High volume hydraulic fracturing (HVHF) is a new technique for extracting
‘unconventional’ oil and gas. It was first used in the early 2000s but has only been commonly used in the USA since 2005. Unlike traditional fracking, it uses immense quantities of water (usually at least a million gallons per ‘frack’ and often very much more) and very high pressure. This is the technique proposed for extracting shale gas in Fermanagh.

Slickwater or fracking fluid is the mixture of water, sand and chemicals pumped at high pressure down well bores (pipes) to shatter the rock beneath. Some of the methane inside the rock will escape into these pipes and up to the surface.

Horizontal drilling is used with HVHF to allow operators to frack large underground areas.

Multi-well pads allow the operators to drill several wells on a single site, with horizontal bores extending in all directions. The plan for Fermanagh is to have at least sixty of these sites, each with twenty-four wells.

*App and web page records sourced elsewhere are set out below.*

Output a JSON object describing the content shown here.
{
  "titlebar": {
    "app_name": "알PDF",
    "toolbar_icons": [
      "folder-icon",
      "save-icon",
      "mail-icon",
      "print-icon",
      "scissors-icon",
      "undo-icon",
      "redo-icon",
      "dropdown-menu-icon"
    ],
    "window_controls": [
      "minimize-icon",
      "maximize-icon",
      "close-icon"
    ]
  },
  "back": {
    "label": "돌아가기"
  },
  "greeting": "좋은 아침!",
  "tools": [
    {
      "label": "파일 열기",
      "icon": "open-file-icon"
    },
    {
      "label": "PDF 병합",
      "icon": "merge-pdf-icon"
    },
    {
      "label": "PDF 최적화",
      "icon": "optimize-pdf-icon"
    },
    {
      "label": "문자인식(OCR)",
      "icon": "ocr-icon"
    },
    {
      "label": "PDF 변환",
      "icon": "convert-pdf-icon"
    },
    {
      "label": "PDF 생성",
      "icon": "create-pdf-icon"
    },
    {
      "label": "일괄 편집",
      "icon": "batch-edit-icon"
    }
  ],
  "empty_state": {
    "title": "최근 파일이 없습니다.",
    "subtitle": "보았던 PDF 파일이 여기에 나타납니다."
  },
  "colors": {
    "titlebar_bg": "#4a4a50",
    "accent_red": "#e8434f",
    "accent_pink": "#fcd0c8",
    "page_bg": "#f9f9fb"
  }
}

Flowback fluid is the liquid left after the fracking process – a mixture of fracking fluid, high concentrations of salt and other substances such as heavy metals and benzene. Some of this will stay underground and some will return to the surface.

Remember: Fracking in Fermanagh will be HVHF, using high volumes of fracking fluid at high pressure, drilling horizontally from multi-well pads, shattering the shale rock layer relatively near the surface, and producing large quantities of toxic flowback fluid.

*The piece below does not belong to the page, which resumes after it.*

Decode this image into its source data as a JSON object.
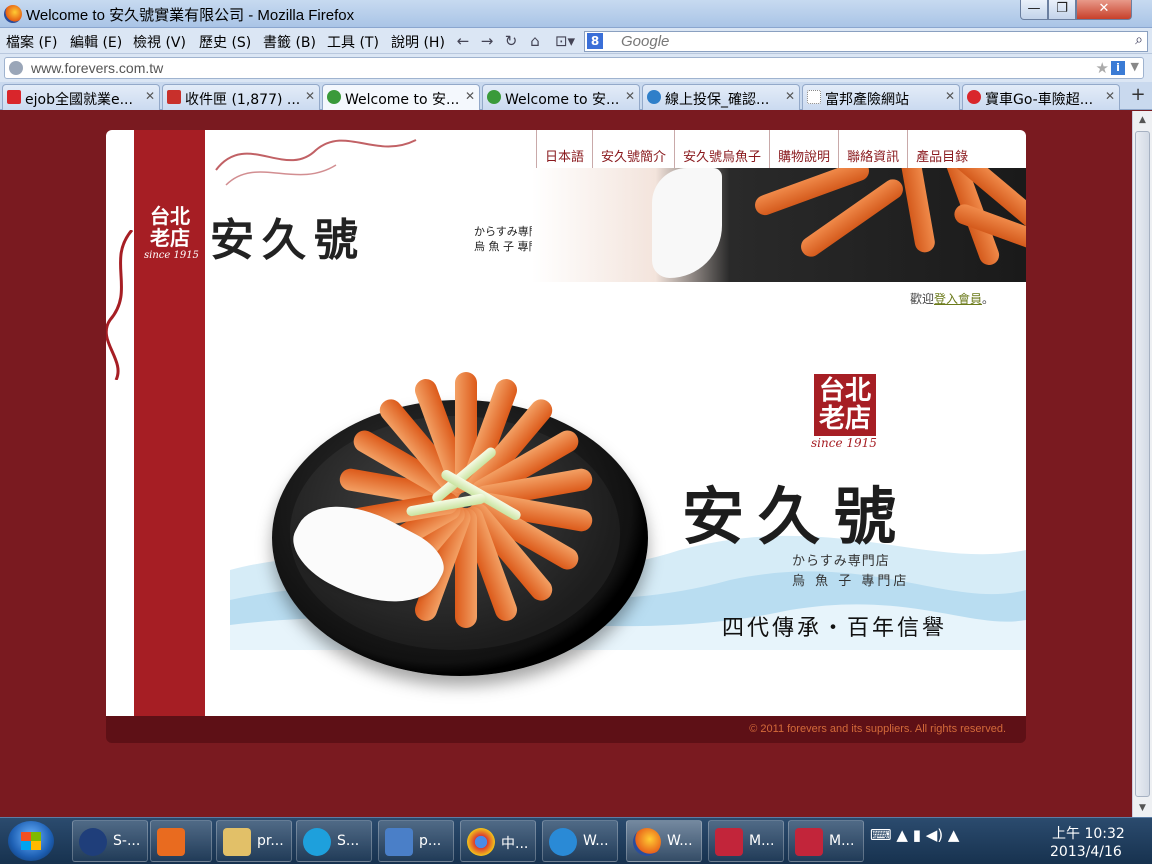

Can they really frack without using chemicals?

When most of us talk about fracking, we mean the whole process of shale gas extraction, from start to finish. This includes preparation, drilling, pumping the fluid, shattering the rock, extracting the gas, processing and transporting it and maintaining the site and equipment. But when the industry talks about fracking, it only means the pumping, shattering and extraction stage. So, when operators say, for example, that they will not use chemicals, they are not talking about the whole process.

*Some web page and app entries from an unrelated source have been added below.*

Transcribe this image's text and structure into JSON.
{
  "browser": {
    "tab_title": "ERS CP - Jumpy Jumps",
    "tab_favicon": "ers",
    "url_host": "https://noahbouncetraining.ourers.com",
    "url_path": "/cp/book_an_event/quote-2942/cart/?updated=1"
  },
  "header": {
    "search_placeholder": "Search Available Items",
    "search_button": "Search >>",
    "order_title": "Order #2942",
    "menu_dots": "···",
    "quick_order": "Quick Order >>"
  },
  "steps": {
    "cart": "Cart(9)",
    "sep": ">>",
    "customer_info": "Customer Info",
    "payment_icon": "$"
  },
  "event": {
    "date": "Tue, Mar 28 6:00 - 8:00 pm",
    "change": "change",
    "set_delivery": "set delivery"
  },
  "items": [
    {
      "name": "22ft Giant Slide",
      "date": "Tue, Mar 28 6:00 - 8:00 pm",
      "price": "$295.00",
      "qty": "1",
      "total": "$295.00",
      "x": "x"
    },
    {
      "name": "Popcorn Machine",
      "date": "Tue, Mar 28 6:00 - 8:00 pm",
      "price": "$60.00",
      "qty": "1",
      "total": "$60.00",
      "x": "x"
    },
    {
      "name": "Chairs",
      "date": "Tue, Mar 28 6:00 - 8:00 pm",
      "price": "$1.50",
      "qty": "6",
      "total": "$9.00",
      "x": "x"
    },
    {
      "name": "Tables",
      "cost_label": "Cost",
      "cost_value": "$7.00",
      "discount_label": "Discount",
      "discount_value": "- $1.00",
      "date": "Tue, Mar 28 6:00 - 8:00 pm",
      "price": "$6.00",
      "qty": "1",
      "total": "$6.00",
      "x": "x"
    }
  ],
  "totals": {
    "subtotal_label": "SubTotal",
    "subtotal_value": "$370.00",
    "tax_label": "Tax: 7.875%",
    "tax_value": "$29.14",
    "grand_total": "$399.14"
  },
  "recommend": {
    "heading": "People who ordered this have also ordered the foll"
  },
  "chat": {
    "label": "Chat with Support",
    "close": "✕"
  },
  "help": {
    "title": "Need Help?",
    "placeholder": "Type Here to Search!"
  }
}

Is fracking and extraction possible without chemicals? There is little, if any, evidence to support the reality of chemical-free fracking. Even if it is possible, there is still a huge risk of soil, water and air contamination. Deep underground is a cocktail of toxic chemicals, harmless to us if undisturbed. HVHF will bring these to the surface in the millions of gallons of flowback fluid. The rest of the flowback fluid will lie underground, between two aquifers which provide the sources for Fermanagh’s and Donegal’s fresh drinking water. This fluid will contain high volumes of salt, heavy metals and benzene, all tragically toxic to humans and animals.

How will fracking be regulated?

The basic UK law which governs gas and oil licensing dates from the 1960s and has not kept pace with advances in scientific understanding and
technology. Even the most recent environmental laws do not specifically cover HVHF, which has moved so quickly in the last ten years and is still largely experimental.

 

To download this information as a printable pdf,  please visit our flyers page.